DATA FOR REVIEW Block Start

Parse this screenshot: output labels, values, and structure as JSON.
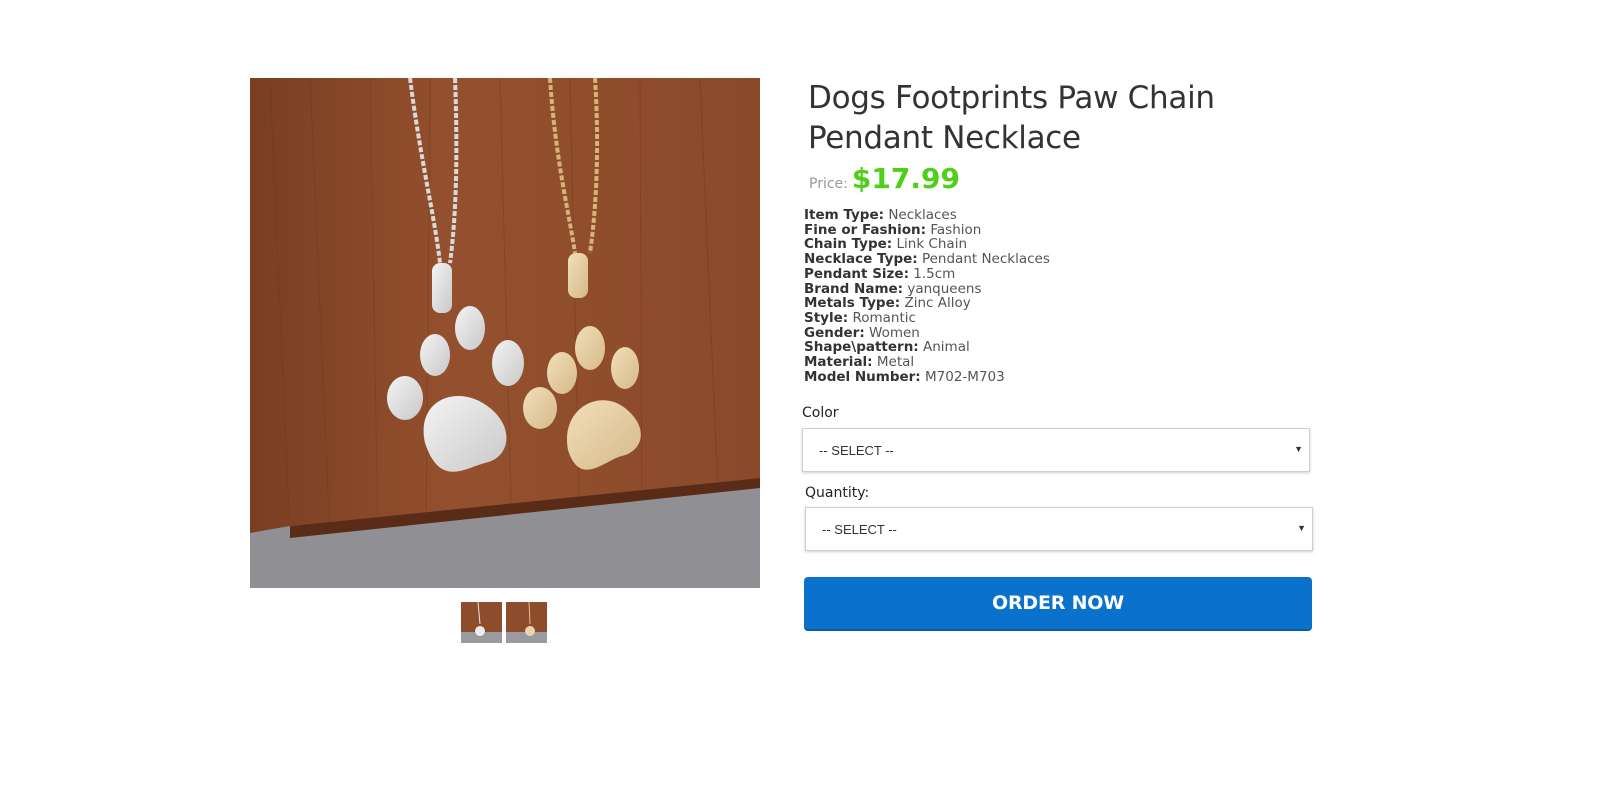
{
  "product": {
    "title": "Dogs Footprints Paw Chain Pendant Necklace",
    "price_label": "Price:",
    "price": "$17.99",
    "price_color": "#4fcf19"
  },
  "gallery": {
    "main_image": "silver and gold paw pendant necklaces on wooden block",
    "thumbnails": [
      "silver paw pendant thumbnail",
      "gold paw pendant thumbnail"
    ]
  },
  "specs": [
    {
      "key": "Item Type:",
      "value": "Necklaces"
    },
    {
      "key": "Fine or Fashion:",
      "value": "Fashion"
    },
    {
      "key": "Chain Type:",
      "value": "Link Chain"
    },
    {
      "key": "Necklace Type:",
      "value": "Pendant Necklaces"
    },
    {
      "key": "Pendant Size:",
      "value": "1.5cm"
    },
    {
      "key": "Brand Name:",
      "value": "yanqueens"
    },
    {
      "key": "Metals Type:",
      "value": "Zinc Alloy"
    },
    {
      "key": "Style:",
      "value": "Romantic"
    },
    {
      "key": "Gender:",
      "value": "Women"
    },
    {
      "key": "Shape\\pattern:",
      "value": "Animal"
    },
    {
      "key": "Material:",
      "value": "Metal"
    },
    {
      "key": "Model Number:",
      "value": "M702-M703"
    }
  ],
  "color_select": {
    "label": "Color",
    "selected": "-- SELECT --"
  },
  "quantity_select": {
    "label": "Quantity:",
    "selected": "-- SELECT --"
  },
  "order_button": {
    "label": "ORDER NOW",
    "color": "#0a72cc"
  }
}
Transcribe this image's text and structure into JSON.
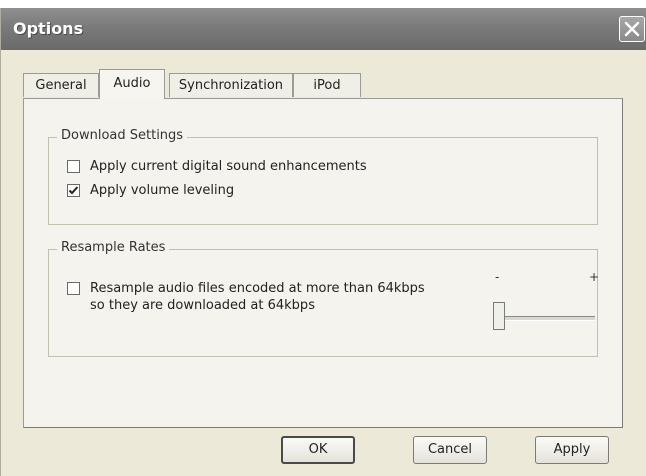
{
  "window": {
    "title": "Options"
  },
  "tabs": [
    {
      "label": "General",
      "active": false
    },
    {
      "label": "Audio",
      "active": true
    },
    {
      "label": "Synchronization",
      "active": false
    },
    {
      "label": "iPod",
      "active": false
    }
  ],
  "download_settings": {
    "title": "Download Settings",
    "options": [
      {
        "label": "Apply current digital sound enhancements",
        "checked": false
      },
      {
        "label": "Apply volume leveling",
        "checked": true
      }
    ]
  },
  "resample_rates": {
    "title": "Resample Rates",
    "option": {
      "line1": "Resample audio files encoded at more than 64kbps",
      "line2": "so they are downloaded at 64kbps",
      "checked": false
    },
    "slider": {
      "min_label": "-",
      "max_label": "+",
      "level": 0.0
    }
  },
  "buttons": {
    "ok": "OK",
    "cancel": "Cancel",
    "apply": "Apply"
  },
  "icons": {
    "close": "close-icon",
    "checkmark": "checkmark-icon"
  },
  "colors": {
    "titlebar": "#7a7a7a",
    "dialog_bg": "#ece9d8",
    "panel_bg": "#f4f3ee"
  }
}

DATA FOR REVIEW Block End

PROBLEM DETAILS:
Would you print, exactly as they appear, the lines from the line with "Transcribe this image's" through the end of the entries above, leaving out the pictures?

EXERCISE OUTPUT:
Transcribe this image's text and structure into JSON.
{
  "window": {
    "title": "Options"
  },
  "tabs": [
    {
      "label": "General",
      "active": false
    },
    {
      "label": "Audio",
      "active": true
    },
    {
      "label": "Synchronization",
      "active": false
    },
    {
      "label": "iPod",
      "active": false
    }
  ],
  "download_settings": {
    "title": "Download Settings",
    "options": [
      {
        "label": "Apply current digital sound enhancements",
        "checked": false
      },
      {
        "label": "Apply volume leveling",
        "checked": true
      }
    ]
  },
  "resample_rates": {
    "title": "Resample Rates",
    "option": {
      "line1": "Resample audio files encoded at more than 64kbps",
      "line2": "so they are downloaded at 64kbps",
      "checked": false
    },
    "slider": {
      "min_label": "-",
      "max_label": "+",
      "level": 0.0
    }
  },
  "buttons": {
    "ok": "OK",
    "cancel": "Cancel",
    "apply": "Apply"
  },
  "icons": {
    "close": "close-icon",
    "checkmark": "checkmark-icon"
  },
  "colors": {
    "titlebar": "#7a7a7a",
    "dialog_bg": "#ece9d8",
    "panel_bg": "#f4f3ee"
  }
}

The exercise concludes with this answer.